§ WHAT THE EXERCISE ASKS
Extract, from the records beneath this instruction, each line that contains the word "JSON".

===== MATERIAL PROVIDED =====

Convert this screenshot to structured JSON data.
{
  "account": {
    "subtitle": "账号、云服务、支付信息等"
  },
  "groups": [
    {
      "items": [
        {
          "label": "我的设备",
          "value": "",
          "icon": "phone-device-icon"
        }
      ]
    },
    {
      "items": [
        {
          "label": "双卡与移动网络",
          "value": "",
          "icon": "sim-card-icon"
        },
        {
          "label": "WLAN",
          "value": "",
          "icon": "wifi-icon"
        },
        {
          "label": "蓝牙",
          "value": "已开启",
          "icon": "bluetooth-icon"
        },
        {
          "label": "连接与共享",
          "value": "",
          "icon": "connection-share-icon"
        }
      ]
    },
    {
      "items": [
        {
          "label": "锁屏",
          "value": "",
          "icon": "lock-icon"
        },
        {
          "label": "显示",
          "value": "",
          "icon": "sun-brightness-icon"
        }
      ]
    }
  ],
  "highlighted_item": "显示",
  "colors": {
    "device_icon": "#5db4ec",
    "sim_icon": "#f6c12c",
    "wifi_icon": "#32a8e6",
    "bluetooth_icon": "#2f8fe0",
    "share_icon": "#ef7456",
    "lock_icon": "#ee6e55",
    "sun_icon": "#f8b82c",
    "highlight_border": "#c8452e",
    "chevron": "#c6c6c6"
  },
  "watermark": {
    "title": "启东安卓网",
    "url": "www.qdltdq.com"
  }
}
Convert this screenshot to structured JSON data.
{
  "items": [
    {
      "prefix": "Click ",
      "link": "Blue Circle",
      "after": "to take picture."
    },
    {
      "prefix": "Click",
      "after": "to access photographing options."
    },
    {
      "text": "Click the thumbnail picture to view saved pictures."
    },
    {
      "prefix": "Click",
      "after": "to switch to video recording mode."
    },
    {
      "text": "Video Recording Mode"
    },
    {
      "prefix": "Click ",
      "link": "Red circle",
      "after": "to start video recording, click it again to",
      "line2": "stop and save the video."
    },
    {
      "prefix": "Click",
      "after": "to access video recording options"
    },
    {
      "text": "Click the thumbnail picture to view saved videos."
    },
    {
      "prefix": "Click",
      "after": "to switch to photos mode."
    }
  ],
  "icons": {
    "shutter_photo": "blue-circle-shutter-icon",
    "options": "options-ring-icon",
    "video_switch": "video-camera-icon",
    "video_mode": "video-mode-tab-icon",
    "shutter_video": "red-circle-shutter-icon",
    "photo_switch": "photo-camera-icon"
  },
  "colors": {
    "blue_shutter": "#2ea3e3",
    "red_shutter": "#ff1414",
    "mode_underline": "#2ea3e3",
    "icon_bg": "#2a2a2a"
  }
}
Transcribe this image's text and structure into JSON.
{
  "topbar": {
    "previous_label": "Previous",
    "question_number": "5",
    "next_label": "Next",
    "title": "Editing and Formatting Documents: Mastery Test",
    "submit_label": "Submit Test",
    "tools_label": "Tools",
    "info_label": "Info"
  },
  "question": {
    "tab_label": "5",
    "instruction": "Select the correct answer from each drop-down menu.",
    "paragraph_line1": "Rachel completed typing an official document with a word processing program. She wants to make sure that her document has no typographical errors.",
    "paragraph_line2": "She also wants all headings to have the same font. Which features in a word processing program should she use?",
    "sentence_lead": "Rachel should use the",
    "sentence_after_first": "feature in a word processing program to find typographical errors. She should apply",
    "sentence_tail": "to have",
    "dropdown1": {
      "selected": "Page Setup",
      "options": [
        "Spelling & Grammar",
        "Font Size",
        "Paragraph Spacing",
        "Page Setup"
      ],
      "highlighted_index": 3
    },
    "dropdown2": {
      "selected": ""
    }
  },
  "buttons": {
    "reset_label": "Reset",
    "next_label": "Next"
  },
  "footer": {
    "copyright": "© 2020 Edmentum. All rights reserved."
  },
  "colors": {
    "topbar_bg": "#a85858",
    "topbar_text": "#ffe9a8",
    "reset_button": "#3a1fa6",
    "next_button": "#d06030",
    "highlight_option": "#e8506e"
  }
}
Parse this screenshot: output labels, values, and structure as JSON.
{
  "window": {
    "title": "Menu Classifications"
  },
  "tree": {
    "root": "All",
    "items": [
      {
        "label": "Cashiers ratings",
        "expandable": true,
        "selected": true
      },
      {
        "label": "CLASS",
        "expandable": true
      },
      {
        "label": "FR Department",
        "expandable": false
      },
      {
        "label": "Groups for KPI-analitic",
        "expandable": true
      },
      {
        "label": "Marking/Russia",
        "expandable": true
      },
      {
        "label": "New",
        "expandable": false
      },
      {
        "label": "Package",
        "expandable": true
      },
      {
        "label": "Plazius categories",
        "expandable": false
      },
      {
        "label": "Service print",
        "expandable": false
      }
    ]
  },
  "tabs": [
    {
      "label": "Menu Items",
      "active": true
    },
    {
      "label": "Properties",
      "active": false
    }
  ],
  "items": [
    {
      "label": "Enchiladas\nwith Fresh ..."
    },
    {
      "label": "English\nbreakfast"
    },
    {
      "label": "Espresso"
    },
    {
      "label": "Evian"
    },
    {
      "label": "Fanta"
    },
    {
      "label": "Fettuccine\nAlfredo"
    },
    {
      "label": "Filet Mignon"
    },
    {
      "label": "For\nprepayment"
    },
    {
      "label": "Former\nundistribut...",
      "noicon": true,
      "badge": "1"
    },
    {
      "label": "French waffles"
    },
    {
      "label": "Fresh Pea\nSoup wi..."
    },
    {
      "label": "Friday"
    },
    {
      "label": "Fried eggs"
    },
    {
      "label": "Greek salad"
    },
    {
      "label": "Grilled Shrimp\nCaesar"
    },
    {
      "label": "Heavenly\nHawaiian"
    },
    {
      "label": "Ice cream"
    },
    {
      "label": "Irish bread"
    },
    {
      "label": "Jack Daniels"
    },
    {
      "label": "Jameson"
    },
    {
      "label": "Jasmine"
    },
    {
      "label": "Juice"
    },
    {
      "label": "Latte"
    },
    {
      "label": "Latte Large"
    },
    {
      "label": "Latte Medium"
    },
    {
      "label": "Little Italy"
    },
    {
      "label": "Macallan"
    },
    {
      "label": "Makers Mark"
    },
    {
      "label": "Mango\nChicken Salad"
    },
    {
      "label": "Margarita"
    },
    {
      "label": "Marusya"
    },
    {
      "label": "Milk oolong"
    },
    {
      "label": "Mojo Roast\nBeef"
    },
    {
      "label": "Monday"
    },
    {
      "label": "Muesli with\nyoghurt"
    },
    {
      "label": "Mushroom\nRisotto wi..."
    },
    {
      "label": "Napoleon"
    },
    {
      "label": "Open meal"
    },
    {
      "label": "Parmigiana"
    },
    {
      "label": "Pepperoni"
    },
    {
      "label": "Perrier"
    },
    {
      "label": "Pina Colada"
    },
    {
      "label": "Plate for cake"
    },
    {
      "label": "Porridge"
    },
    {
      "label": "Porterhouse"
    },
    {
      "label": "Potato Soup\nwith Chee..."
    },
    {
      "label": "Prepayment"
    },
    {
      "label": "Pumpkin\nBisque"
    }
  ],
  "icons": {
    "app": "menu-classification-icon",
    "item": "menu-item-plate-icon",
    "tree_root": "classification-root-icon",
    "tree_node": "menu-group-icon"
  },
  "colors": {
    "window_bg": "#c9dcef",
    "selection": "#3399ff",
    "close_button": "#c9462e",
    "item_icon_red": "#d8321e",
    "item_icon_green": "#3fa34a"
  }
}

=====

§ ANSWER SECTION
Convert this screenshot to structured JSON data.
Convert this screenshot to structured JSON data.
Transcribe this image's text and structure into JSON.
Parse this screenshot: output labels, values, and structure as JSON.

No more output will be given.